--- ENTRIES SUPPLIED Enclosed Below ---

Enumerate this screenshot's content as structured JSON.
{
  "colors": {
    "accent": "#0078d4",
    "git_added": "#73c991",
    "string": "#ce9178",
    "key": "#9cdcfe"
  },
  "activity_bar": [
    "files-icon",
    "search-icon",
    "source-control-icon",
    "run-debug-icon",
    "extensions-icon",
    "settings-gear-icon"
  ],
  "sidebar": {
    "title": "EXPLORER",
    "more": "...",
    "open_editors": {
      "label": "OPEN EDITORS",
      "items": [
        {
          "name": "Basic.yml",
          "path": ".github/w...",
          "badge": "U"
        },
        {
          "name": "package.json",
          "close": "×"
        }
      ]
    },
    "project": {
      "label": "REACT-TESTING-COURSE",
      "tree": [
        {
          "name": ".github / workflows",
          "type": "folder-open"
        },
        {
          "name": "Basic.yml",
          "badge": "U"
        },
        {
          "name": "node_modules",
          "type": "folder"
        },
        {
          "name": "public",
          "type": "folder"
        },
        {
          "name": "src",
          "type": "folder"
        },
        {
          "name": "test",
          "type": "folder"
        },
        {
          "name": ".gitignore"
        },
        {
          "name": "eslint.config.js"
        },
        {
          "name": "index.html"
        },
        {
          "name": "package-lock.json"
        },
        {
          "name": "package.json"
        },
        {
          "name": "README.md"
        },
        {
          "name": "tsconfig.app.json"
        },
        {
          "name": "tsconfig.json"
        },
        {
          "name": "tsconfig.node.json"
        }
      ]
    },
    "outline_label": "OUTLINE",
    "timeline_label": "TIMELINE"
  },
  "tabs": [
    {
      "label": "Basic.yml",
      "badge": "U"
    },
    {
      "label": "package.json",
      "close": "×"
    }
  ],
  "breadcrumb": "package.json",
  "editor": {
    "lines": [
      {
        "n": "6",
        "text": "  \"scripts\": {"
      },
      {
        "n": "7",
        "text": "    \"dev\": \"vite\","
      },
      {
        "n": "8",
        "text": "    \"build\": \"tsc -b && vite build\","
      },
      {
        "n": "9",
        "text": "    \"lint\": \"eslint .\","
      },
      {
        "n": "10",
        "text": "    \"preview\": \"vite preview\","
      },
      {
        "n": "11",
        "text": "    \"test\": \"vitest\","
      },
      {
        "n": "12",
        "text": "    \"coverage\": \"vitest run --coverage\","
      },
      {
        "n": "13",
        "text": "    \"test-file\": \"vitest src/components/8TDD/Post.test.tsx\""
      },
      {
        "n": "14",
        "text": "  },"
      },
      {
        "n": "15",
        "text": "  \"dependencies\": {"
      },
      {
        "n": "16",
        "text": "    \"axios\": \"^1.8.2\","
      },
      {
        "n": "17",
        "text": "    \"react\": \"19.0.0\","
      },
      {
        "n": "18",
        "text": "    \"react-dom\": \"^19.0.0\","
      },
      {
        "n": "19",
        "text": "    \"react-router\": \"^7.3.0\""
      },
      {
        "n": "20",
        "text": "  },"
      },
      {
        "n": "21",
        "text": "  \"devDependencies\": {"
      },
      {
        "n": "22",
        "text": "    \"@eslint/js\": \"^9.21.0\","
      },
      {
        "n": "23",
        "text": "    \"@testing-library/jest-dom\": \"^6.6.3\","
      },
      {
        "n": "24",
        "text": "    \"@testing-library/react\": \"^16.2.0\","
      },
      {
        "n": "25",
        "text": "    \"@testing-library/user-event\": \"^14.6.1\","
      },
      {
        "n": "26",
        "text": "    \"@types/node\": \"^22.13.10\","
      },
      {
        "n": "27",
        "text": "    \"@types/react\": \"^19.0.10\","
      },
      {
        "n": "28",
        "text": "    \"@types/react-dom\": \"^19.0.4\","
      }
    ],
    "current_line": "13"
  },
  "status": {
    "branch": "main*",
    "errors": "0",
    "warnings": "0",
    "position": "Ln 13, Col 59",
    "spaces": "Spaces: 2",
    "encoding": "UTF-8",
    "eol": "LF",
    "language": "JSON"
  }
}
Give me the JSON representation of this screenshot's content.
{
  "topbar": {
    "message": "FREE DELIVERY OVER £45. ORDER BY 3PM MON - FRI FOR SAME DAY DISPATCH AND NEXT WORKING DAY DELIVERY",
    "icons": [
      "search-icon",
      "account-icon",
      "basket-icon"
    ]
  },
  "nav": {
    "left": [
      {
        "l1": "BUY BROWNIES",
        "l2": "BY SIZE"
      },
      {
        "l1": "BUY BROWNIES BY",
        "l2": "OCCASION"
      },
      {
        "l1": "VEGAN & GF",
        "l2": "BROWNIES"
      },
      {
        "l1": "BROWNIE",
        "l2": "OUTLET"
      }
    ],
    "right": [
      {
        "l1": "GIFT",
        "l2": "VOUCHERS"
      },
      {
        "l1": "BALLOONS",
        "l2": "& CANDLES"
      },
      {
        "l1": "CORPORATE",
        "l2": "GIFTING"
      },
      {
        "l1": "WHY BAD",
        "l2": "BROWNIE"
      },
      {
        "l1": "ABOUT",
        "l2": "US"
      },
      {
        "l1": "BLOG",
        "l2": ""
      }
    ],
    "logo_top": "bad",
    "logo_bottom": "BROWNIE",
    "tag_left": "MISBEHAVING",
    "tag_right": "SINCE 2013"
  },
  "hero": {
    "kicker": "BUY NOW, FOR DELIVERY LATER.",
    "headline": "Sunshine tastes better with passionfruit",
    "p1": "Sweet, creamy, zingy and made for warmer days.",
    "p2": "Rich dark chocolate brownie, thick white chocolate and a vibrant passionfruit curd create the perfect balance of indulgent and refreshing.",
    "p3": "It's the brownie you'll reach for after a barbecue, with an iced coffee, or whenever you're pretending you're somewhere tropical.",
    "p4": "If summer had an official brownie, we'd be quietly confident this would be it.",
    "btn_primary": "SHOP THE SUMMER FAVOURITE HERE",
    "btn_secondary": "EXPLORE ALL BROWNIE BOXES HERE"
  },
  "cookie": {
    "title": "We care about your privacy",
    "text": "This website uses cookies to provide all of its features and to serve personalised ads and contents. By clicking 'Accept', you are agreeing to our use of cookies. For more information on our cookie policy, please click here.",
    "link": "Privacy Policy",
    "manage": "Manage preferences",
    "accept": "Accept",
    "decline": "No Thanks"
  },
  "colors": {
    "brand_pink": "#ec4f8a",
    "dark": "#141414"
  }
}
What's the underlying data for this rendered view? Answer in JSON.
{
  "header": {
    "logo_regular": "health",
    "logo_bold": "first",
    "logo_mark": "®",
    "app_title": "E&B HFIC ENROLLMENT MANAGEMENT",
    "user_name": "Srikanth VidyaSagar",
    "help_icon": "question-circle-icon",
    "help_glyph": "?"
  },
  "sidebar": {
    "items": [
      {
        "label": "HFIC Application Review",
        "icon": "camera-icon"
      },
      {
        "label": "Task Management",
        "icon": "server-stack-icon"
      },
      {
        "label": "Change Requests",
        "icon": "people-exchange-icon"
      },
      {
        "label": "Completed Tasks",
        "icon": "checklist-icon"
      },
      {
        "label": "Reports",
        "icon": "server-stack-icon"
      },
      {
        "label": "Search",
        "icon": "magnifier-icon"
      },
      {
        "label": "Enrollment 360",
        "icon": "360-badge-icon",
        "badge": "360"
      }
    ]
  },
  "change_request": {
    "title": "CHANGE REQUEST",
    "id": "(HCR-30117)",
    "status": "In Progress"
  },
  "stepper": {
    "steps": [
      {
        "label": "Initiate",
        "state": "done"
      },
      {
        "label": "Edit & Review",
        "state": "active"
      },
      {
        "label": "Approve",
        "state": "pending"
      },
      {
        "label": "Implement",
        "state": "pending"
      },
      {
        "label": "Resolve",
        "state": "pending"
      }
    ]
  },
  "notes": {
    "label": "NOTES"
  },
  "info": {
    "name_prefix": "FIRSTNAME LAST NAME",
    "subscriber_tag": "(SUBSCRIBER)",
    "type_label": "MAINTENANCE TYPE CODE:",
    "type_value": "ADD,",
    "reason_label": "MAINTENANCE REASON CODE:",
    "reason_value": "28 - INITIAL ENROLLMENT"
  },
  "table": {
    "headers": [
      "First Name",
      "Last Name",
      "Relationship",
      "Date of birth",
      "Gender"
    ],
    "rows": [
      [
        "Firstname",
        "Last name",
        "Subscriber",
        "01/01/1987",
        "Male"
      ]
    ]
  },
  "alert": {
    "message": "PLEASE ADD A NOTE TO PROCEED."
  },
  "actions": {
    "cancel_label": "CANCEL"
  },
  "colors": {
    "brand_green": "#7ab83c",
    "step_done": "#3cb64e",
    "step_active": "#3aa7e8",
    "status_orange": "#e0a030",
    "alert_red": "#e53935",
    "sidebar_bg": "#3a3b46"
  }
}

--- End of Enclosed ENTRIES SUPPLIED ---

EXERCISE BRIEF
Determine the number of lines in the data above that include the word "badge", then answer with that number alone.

SOLUTION TO THIS EXERCISE
5